== Page and application data records ==
___

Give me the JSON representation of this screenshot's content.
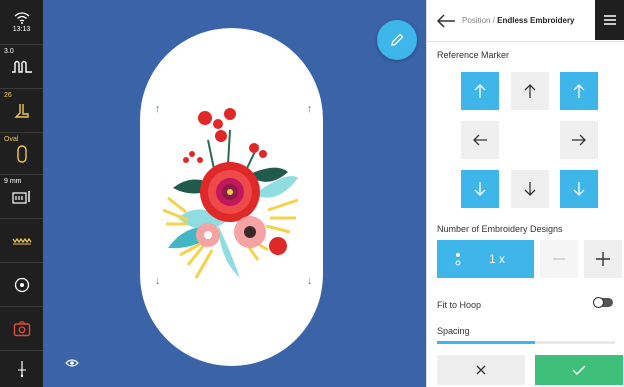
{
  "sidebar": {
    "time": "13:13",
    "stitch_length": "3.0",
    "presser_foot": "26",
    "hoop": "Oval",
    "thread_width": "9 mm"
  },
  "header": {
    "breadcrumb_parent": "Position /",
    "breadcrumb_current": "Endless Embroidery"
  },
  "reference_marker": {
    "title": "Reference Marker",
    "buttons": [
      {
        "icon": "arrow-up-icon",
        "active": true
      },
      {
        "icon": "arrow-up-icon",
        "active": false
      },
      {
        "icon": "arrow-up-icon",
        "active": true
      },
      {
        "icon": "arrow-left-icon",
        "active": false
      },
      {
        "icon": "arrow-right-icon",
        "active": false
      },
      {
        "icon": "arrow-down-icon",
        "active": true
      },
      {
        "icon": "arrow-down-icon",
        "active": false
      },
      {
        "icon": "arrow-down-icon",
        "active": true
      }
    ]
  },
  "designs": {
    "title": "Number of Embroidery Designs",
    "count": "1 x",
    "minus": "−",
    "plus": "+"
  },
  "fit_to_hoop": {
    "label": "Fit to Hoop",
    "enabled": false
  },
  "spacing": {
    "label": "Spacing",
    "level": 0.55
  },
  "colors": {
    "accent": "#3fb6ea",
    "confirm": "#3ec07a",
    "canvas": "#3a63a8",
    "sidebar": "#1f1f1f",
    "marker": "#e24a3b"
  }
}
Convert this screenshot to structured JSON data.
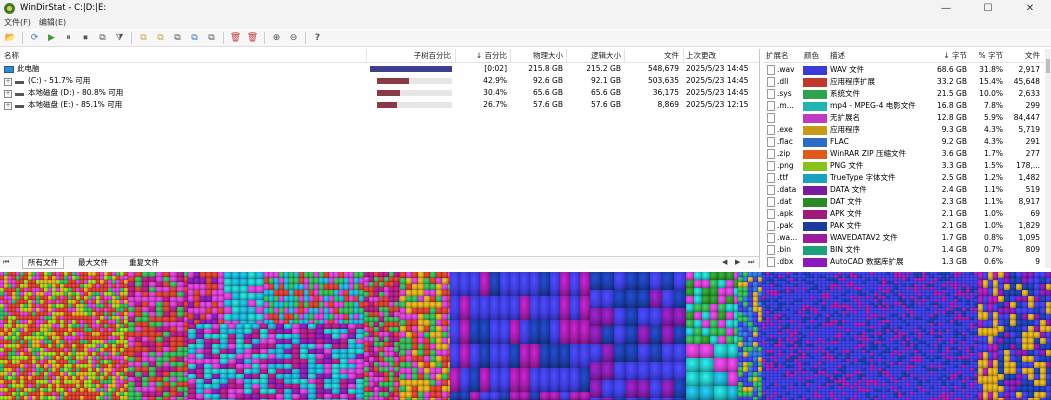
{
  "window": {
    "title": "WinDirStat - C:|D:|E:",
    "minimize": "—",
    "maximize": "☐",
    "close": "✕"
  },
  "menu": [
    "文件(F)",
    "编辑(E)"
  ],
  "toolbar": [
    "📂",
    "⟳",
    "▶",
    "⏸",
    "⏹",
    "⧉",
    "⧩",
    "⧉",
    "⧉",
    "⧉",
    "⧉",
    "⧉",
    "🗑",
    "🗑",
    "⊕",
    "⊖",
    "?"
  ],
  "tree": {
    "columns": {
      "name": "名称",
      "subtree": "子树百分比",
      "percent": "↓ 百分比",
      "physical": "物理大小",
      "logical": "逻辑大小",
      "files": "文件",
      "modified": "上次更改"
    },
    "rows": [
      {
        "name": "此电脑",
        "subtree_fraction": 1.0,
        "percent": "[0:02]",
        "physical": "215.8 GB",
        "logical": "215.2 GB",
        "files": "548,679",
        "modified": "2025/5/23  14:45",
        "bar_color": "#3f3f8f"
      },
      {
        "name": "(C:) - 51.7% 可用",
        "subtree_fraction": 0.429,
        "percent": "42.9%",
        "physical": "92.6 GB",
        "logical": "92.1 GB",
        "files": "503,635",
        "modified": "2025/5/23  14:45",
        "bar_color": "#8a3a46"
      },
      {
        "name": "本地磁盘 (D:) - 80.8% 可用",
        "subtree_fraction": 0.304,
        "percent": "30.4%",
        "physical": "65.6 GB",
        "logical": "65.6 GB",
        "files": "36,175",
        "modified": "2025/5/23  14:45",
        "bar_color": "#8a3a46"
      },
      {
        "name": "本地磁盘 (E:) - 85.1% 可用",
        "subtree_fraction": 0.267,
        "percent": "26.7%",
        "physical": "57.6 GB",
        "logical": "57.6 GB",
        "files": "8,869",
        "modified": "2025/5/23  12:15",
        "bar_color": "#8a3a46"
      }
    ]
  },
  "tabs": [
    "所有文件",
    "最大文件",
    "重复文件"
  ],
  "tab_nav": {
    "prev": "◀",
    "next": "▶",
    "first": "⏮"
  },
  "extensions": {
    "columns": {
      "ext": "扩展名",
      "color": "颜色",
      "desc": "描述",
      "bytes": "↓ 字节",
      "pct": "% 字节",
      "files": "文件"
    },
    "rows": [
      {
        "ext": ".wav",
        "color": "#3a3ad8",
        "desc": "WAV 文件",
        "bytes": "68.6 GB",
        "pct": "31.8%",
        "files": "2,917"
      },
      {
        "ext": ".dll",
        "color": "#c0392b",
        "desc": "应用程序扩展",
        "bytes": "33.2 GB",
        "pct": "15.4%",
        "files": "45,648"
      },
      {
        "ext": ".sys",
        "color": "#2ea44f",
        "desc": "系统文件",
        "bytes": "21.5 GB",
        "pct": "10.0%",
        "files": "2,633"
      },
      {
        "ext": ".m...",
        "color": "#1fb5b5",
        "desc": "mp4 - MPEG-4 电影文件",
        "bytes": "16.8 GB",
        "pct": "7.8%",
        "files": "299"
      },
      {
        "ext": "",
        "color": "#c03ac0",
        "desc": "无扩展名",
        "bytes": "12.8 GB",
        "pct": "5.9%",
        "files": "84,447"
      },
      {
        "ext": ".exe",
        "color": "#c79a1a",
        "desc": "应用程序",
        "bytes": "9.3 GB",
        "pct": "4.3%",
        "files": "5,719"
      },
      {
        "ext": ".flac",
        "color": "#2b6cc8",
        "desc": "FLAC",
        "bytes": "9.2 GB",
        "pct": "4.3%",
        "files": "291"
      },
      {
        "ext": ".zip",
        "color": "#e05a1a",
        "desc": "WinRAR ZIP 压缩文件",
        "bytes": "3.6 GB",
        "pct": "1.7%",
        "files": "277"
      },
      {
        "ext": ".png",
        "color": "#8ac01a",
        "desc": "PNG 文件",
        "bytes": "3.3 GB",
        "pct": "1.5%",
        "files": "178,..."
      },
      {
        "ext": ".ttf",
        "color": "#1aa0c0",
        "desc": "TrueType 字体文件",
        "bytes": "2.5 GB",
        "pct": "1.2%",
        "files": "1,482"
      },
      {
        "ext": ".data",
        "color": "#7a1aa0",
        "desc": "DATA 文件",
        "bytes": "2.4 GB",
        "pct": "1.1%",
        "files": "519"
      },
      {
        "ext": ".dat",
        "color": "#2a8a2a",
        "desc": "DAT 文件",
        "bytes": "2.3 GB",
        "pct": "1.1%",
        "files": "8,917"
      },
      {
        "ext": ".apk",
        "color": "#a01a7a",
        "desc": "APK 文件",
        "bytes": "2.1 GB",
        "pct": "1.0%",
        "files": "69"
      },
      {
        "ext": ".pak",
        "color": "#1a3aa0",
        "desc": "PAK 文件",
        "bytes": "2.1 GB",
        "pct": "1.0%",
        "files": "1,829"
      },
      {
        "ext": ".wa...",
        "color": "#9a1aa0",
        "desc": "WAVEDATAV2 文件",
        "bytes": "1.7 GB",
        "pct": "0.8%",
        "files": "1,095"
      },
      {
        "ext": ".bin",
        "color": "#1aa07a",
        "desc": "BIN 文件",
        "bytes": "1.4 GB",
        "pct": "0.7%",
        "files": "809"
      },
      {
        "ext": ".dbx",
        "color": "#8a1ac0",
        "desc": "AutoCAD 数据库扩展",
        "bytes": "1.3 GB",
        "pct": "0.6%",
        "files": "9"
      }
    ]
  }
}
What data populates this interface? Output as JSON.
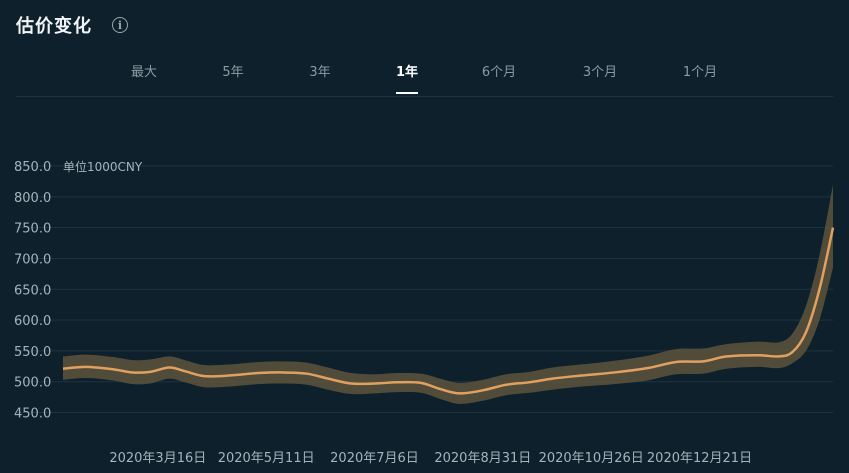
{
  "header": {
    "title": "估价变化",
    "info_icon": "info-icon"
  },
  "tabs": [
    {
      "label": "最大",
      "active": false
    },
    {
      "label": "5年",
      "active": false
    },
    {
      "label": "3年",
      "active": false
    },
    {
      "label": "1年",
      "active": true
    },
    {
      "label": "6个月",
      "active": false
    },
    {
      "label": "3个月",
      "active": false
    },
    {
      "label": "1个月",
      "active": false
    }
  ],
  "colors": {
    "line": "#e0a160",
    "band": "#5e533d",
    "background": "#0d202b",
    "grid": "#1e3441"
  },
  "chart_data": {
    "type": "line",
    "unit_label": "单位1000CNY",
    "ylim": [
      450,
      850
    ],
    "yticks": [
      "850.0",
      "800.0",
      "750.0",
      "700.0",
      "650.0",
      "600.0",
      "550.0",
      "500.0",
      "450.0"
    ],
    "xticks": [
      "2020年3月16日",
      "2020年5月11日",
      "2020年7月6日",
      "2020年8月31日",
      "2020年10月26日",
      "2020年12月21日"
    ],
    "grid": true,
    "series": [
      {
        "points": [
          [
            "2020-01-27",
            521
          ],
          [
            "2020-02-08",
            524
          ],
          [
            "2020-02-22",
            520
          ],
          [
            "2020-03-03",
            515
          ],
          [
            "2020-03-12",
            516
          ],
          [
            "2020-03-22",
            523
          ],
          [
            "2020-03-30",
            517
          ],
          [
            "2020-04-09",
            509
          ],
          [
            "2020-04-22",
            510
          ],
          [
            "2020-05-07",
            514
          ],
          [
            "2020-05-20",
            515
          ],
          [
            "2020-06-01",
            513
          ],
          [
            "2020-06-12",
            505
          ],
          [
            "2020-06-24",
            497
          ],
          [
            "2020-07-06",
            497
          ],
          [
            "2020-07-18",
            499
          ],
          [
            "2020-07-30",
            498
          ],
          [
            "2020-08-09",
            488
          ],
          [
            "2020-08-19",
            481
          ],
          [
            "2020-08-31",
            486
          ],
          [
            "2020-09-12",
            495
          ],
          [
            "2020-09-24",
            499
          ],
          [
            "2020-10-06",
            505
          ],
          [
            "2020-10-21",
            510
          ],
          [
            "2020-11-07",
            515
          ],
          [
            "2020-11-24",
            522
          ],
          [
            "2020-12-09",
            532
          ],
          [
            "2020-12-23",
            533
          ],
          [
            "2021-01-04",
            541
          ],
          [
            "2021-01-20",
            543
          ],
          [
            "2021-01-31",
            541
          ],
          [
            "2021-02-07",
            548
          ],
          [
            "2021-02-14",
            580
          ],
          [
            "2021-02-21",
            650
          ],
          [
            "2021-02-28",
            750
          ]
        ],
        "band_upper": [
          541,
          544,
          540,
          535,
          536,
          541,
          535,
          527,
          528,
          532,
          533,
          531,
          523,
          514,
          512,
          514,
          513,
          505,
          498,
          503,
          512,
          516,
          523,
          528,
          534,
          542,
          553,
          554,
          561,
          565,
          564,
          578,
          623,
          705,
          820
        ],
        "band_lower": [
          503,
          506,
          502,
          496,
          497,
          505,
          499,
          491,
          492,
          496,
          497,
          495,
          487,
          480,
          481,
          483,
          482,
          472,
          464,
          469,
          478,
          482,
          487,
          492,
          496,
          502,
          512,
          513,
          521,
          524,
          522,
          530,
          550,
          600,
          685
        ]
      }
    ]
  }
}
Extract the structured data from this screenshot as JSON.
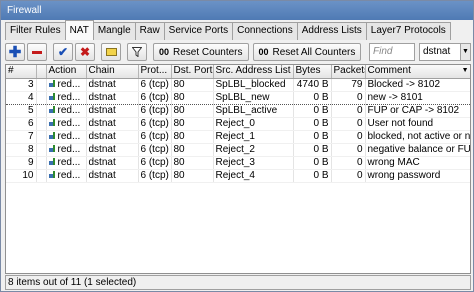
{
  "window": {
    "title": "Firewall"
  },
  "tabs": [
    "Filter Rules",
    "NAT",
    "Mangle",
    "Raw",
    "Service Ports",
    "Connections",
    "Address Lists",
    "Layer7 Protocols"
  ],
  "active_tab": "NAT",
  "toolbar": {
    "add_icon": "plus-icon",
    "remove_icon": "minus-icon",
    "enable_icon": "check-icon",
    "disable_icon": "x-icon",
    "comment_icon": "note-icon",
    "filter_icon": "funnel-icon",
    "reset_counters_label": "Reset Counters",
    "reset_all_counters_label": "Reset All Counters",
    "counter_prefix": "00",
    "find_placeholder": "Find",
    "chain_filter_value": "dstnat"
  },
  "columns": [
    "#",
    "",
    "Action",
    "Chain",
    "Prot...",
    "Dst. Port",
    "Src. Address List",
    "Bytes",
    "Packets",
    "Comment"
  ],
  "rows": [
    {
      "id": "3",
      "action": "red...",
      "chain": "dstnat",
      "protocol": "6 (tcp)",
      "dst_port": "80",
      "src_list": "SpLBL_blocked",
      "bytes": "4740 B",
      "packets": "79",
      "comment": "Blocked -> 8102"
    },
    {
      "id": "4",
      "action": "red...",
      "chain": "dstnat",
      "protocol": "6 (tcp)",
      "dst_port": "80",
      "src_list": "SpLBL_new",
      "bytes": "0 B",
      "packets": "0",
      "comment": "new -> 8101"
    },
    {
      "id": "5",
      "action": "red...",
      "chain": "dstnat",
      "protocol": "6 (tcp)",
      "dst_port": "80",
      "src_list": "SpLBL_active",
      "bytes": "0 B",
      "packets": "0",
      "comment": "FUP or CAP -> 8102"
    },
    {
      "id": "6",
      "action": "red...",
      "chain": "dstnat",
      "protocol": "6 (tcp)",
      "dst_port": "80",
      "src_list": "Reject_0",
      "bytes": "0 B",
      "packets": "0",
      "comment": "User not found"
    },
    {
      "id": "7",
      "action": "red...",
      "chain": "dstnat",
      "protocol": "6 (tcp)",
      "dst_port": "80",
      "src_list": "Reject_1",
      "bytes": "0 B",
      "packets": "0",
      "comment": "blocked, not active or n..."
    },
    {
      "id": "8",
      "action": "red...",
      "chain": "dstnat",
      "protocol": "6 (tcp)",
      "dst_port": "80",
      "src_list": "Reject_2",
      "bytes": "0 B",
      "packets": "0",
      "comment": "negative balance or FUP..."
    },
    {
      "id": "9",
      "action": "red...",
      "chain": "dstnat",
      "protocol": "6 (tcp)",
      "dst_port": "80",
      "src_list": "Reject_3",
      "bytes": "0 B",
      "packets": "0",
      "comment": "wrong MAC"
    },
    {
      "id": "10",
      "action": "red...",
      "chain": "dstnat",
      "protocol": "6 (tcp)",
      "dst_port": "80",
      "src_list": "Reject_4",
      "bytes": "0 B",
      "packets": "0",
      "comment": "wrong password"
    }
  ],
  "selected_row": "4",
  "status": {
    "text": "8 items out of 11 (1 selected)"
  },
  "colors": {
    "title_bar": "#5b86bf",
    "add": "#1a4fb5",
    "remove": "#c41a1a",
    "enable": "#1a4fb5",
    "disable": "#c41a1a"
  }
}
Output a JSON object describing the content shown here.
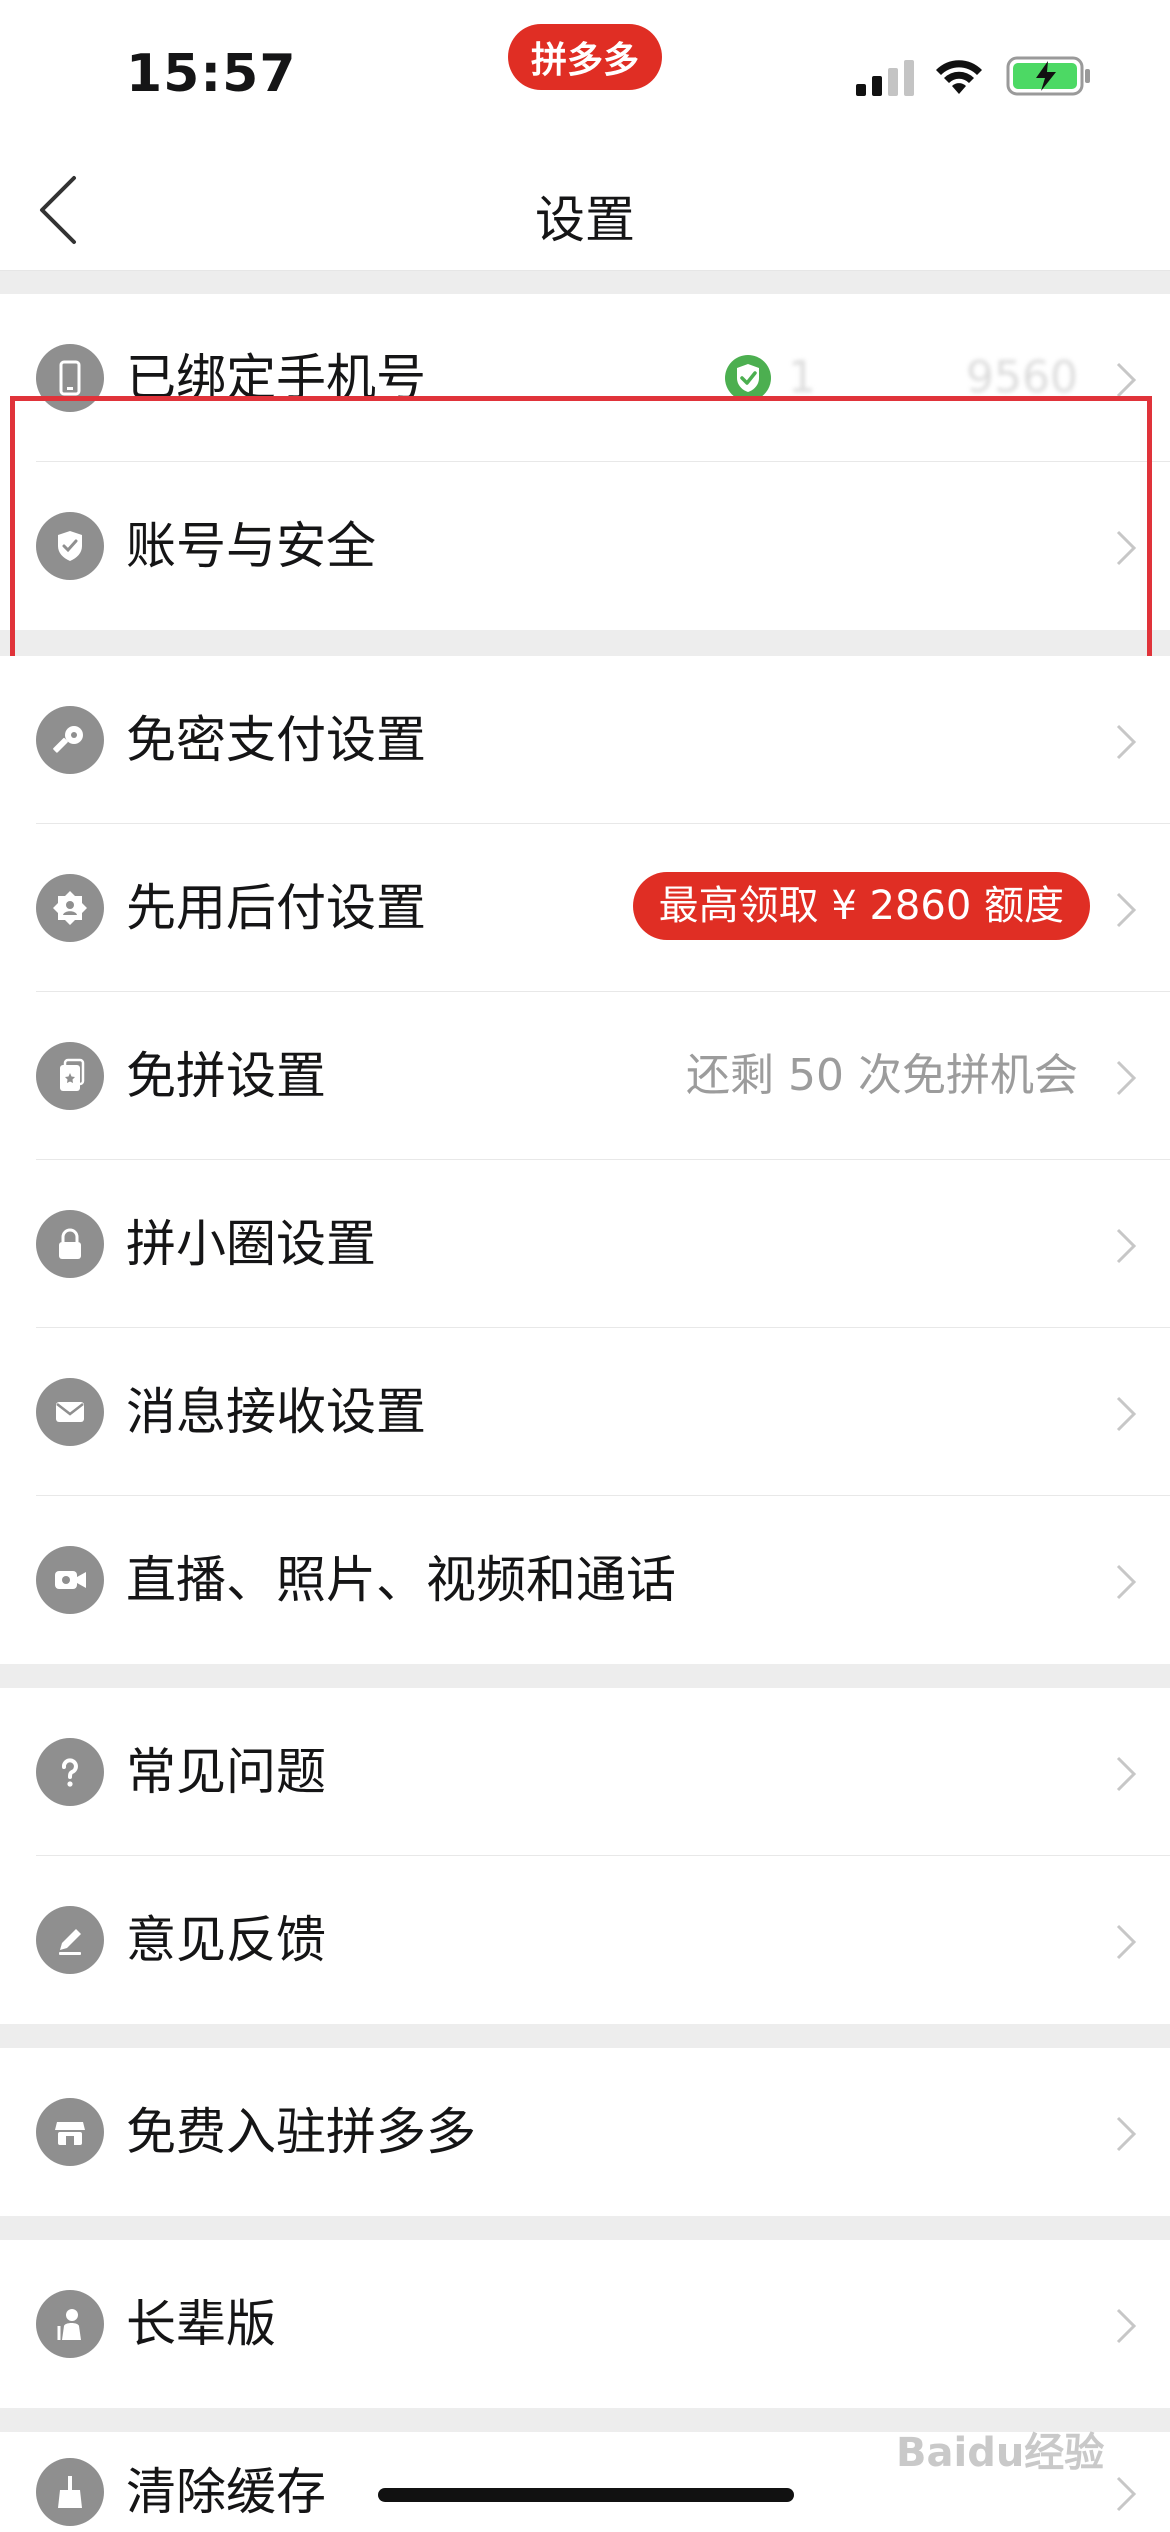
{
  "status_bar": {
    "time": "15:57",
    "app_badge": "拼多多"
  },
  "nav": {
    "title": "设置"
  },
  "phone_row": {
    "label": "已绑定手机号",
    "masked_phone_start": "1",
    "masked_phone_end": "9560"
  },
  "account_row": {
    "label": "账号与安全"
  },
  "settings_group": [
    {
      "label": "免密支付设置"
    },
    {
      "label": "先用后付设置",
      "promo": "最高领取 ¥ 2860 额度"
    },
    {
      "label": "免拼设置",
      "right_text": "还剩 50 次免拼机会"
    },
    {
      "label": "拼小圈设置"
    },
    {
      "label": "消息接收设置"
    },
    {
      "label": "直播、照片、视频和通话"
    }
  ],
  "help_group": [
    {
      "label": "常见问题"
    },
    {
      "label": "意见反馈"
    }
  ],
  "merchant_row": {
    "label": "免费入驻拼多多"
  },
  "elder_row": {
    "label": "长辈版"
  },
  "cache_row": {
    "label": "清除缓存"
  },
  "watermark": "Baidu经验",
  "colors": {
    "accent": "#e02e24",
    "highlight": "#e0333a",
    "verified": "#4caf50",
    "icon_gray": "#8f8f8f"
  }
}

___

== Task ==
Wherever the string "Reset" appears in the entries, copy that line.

== Answer ==
    "reset_counters_label": "Reset Counters",
    "reset_all_counters_label": "Reset All Counters",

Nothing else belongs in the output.